No surprise that this was one of those milestones I suspect would take a while to surmount.
Until, quietly, surreptitiously, it was surmounted.
Or rather C surmounted!
Where is “Our Royal Anxiousness”?
When 2022 began a few weeks ago, we received a school notification letter. It was from C’s teacher, telling us mobile clinics would soon be conveniently set up within the school premises to administer Covid-19 jabs to all students.
This was a unique move made jointly by the Ministries of Health and Education for students in special needs schools here. A relief to parents like me, as it meant C would at least get vaccinated among fellow classmates in a familiar environment, rather than a crowded community centre packed with strangers.
Still, with his history of anxiety and skittishness, we knew the potential for fear would loom large.
So we took extra care to prep our little man in the weeks leading up to his rostered turn for the shot.
We fully expected resistance that used to take place very often before.
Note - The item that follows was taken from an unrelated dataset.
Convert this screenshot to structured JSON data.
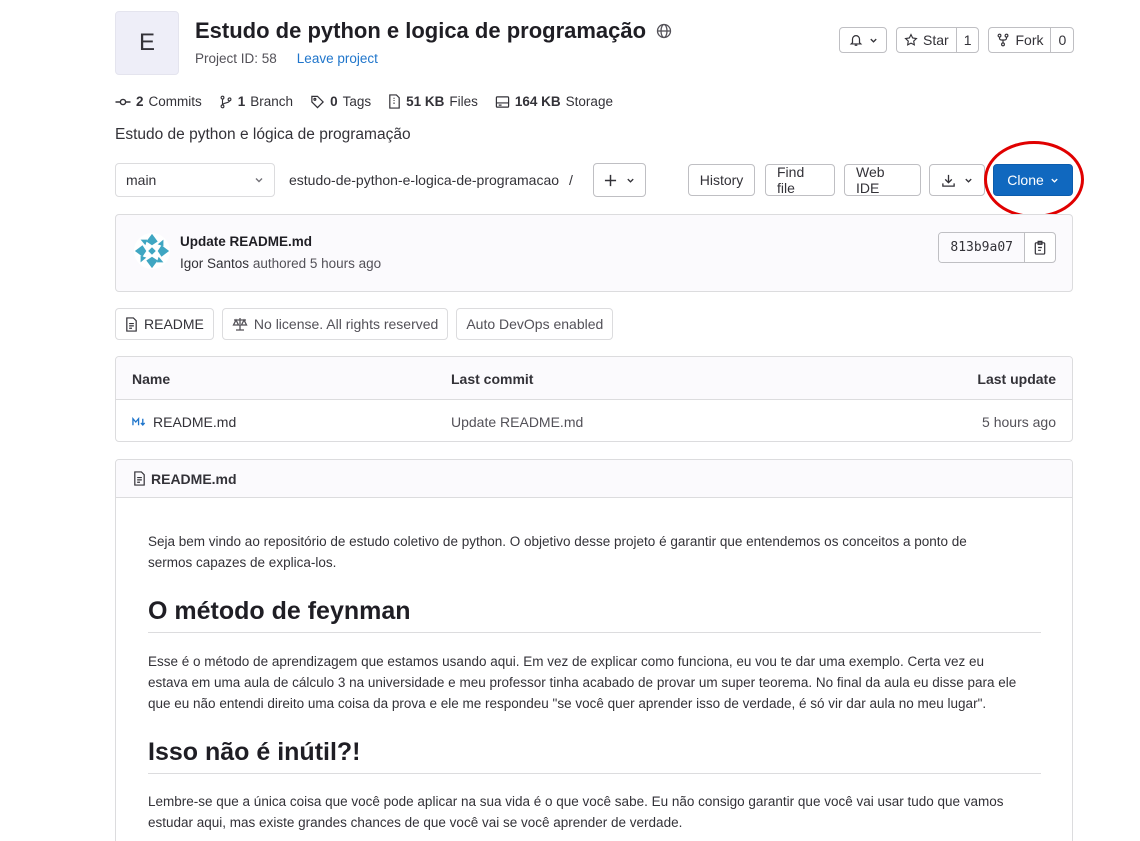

We fully expected him to have nightmares. To repeatedly request he be spared the trauma. To whine and protest daily.
In fact, he barely seemed bothered at all!
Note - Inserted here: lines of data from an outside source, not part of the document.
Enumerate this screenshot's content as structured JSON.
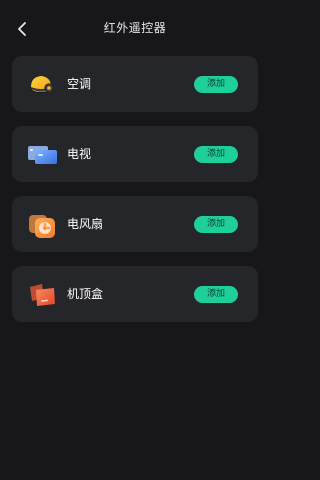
{
  "header": {
    "title": "红外遥控器"
  },
  "devices": [
    {
      "name": "空调",
      "icon": "air-conditioner-icon",
      "action": "添加"
    },
    {
      "name": "电视",
      "icon": "tv-icon",
      "action": "添加"
    },
    {
      "name": "电风扇",
      "icon": "fan-icon",
      "action": "添加"
    },
    {
      "name": "机顶盒",
      "icon": "set-top-box-icon",
      "action": "添加"
    }
  ],
  "colors": {
    "background": "#17171a",
    "card": "#25262a",
    "accent": "#1fcf9a"
  }
}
Even on the actual vaccination day, yesterday.
As I had to work, C’s mom took C back to school yesterday for the appointment (he had been on HBL since Thursday).
I reminded her to please keep me posted as I was a little anxious about whether C was going to have an anxiety attack. I also reminded her to take a picture for me when they poke the needle, since I couldn’t be with him.
She did. Except it was a shot of him post-vaccination, not before or during the injection! And he looked as cool as a cucumber (see earlier picture above)!
C’s mom then texted me to say the whole procedure went like clock-work, and ended off with this gem: “He was so good. Sit down, jab and go!”
That’s it? No preambles, reddening of the eye, clinging to attending parent’s arm for dear life? No fanfare, ribbon-cutting ceremony or fireworks? A milestone crossed like it was just another ho-hum of a day? Where are the histrionics? The panic buttons? The cry for help?
Just another ordinary event. One that slips by surreptitiously. One milestone mysteriously surmounted.
Sigh…such is the miracle that happens when a parent least expects it!
So I guess my only appropriate response?